Mexican culture has always had a unique relationship with the concept of death, dating back to the time of the Aztecs. The ancient celebration of Mictecacihuatl, queen of the underworld in Aztec mythology, fused with Spanish Catholic traditions to become the modern Day of the Dead festival, held every year on November 2nd. During this time, it is believed that the souls of the dead can commune with the living and join in with the prayers. It's also a commercialized bonanza, with a plethora of a skull-adorned and skeleton-themed merchandise available for both the Mexican citizen and the American tourist.
In keeping with the blending of Aztec and Spanish traditions, Santa Muerte owes equal measure to Mictecacihautl and the Virgin Mary. While occasionally depicted in a masculine form reminiscent of the Grim Reaper, Santa Muerte is almost always a female skeleton draped in colorful gowns. Her shrines typically have a carved wooden representation, dolled up in wigs and dresses. She's a fickle goddess, prone to jealously and spite, and unimpressed by virtue. One can only remain on Santa Muerte's good side through the liberal use of offerings. She is particularly fond of tequila, cigars, candy, fresh fruit, and marijuana. One can also purchase a variety of icons, cards, and tokens in Santa Muerte's image to better facilitate prayer. In exchange for allegiance and reverence, Santa Muerte is said to lend a cadaverous hand in financial matters, protect the family from crime and violence, and aid in the recovery of stolen property. The Catholic Church had condemned Santa Muerte as a pagan diety, and assert her worshippers are practicing "black magic." While the Church is fine with weekly symbolic cannibalism, the notion of a garishly dressed skeleton is clearly over the line.
Believed to have emerged in the 1940's, the worship of Santa Muerte is largely confined to the impoverished and crime-ridden bordertown slums in Mexico and United States. Like the folklore figure Jesus Malverde (a drug-trading hybrid of Robin Hood and Jesus Christ), Santa Muerte has been widely adopted by the drug-traffickers, kidnapping gangs, and prostitution rings that operate out of these areas.

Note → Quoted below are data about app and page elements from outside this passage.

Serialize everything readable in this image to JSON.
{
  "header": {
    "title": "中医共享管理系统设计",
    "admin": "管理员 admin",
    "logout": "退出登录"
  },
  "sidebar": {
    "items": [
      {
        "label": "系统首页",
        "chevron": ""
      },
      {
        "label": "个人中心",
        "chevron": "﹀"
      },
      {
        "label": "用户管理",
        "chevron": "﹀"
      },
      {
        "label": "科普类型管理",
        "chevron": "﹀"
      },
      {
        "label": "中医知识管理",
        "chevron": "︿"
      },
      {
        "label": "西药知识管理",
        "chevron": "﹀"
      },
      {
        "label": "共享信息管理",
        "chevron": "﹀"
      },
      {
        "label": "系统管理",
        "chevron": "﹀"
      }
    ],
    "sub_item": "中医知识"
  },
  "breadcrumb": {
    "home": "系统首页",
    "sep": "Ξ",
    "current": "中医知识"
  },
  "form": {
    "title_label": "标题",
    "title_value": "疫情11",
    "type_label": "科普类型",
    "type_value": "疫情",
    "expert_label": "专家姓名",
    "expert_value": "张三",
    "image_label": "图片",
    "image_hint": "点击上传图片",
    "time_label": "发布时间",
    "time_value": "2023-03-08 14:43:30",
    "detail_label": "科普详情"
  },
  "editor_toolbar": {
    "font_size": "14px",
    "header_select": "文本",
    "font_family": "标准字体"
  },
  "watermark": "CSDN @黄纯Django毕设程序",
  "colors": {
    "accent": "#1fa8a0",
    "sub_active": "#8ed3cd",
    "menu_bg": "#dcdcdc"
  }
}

While anthropologists have been studying Santa Muerte for years now, "La Nina Blanca" has come to prominence due to the recent crisis at the border. On March 24, 2009, the Mexican authorities destroyed thirty shrines in Tijuana at the behest of the surrounding communities. A self-appointed Santa Muerte church leader from the town of Tepito responded by announcing a "holy war" against the Mexican government and the Catholic Church. In turn, the Mexico City Archdiocese released a statement labeling the followers as "terrorists." In an effort to distance themselves from the inflammatory statements from Tepito, small groups of Santa Muerte worshipers have taken to the streets to hold parades complete with Santa Muerte effigies. Whether or not this will develop into a religious schism has yet to be seen.
The New God in Town
Article on the destruction of Santa Muerte shrines